Find the word "Output" in the data. Return every line where it appears.

++++

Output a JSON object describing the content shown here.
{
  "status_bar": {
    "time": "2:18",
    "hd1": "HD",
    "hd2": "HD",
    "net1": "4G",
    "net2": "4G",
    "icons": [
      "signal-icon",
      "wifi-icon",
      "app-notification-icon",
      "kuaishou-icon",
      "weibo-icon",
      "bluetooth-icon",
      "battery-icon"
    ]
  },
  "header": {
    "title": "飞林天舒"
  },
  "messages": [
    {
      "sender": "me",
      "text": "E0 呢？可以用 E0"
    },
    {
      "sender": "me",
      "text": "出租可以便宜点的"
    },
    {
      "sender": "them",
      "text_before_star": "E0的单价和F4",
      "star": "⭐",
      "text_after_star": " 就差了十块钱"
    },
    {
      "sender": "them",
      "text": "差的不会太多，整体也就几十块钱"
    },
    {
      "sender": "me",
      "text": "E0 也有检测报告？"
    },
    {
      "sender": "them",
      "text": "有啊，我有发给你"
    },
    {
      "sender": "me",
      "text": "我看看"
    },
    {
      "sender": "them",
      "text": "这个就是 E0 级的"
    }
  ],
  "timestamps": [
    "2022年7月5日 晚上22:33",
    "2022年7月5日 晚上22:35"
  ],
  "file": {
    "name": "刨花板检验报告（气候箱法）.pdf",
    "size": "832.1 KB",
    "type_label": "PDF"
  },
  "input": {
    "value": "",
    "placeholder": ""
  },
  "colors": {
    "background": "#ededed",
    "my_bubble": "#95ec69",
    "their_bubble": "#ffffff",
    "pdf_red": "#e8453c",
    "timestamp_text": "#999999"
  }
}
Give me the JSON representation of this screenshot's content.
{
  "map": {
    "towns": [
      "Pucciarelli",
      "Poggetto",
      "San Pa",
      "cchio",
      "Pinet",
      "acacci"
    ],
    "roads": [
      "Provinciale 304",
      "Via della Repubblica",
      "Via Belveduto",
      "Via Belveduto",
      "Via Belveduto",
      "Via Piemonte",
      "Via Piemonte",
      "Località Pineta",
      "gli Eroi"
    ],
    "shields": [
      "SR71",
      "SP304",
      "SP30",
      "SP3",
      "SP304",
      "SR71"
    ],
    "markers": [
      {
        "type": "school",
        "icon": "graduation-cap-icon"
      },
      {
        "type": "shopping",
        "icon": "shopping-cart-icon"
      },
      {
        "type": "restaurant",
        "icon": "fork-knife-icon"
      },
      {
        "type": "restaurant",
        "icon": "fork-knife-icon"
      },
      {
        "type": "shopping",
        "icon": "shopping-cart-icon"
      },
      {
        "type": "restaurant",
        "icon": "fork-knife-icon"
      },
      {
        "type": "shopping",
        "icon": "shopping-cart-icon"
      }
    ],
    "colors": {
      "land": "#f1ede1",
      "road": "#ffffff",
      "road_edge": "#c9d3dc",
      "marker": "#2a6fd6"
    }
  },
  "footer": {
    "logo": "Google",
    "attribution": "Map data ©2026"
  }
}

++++

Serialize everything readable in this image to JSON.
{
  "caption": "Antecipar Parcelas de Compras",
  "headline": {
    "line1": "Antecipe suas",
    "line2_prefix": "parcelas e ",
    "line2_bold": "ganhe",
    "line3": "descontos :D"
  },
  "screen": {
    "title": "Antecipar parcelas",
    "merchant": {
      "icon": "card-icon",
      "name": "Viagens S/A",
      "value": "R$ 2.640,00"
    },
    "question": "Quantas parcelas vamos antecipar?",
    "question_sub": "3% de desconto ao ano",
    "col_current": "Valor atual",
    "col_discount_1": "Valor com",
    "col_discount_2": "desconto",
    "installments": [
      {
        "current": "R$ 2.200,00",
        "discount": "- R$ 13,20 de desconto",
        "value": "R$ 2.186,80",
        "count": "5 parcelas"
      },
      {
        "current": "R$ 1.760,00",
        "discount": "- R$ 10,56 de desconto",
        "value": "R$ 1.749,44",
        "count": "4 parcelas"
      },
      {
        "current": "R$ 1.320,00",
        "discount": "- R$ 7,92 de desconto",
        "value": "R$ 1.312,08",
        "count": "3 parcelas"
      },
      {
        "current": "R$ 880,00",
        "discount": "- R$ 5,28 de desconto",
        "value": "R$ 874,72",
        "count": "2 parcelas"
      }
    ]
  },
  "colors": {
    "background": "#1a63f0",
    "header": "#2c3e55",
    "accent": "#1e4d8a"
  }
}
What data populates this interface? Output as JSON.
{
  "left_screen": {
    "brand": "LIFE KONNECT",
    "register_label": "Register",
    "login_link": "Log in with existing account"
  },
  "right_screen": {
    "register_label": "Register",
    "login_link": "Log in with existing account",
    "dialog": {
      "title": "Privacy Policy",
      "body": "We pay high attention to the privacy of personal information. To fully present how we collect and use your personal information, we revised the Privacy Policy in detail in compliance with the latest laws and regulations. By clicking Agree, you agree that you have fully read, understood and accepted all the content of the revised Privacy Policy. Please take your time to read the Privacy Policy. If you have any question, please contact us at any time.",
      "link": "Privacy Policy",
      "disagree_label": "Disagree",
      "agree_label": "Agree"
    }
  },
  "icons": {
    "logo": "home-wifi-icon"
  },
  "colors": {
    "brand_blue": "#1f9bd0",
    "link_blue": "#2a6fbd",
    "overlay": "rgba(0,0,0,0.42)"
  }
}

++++

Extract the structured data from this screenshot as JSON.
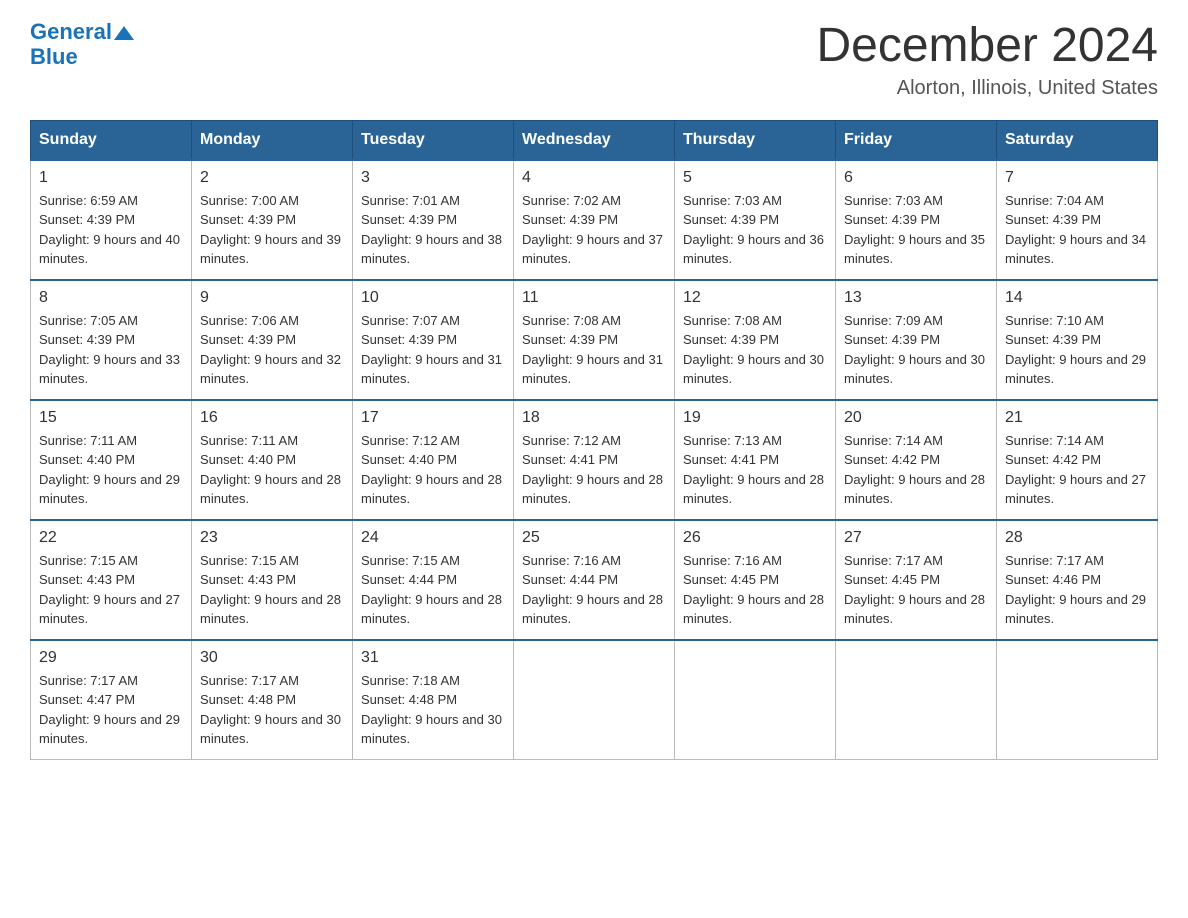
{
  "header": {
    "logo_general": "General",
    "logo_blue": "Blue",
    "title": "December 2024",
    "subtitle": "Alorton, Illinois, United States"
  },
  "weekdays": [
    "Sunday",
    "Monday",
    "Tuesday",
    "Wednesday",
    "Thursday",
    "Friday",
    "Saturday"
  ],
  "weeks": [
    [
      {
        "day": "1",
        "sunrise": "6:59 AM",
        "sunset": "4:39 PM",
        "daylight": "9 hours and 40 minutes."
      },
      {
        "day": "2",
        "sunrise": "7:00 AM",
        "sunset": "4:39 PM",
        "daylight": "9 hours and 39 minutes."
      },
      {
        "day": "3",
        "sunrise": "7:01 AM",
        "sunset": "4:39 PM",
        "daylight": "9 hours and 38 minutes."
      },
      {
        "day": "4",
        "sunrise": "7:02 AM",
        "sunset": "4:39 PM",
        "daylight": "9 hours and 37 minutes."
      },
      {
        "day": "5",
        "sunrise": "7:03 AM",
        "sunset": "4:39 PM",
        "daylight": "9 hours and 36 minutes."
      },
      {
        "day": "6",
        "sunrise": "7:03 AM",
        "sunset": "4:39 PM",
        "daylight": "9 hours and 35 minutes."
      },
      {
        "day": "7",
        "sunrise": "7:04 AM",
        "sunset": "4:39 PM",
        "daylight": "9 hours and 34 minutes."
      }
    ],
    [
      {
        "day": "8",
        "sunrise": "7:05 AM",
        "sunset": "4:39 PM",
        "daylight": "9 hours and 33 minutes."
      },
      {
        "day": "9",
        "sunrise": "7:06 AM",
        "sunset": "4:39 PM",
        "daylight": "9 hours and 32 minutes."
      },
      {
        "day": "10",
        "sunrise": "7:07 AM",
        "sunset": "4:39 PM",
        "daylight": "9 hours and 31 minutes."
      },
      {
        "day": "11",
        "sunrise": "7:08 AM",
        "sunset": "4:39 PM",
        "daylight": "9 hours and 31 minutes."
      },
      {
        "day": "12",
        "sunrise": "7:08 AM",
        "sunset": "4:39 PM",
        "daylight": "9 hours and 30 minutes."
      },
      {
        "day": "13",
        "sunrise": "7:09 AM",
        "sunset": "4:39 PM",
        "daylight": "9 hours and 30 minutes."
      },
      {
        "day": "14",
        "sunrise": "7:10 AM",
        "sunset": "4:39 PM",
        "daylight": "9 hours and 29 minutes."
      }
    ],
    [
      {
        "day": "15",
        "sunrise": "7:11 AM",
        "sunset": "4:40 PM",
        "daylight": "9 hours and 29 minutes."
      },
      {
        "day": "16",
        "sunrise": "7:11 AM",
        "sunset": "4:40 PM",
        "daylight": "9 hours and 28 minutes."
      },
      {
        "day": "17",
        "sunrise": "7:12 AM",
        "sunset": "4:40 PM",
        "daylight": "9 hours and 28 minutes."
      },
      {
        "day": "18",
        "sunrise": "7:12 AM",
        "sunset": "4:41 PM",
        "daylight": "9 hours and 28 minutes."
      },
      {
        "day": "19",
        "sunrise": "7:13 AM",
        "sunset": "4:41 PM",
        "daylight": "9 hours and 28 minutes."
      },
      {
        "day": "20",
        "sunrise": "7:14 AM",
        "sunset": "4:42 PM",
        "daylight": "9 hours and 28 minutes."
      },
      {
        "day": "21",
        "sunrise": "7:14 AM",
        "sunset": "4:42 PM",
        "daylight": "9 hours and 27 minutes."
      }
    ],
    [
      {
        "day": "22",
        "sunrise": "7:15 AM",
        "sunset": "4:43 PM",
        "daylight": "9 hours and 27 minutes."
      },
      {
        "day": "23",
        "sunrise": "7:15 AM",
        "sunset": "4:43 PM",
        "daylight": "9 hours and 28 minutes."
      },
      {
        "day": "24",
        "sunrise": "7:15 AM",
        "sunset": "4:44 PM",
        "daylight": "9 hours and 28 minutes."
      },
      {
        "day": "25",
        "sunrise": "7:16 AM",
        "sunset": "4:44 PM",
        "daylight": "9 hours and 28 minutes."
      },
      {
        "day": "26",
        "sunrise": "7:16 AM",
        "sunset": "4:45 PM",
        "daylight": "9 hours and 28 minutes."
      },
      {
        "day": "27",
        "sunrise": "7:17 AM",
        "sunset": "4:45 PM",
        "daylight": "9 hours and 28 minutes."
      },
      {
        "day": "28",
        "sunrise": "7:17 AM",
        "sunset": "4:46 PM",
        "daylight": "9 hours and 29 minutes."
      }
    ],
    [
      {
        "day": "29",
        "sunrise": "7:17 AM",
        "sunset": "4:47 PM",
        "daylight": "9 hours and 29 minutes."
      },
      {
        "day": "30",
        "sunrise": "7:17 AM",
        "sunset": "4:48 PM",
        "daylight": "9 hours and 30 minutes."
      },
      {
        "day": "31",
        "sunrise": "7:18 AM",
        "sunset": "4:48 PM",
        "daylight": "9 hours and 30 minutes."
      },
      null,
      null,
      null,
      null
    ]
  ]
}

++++

PROBLEM SOLUTION →
Output a JSON object describing the content shown here.
What data populates this interface? Output as JSON.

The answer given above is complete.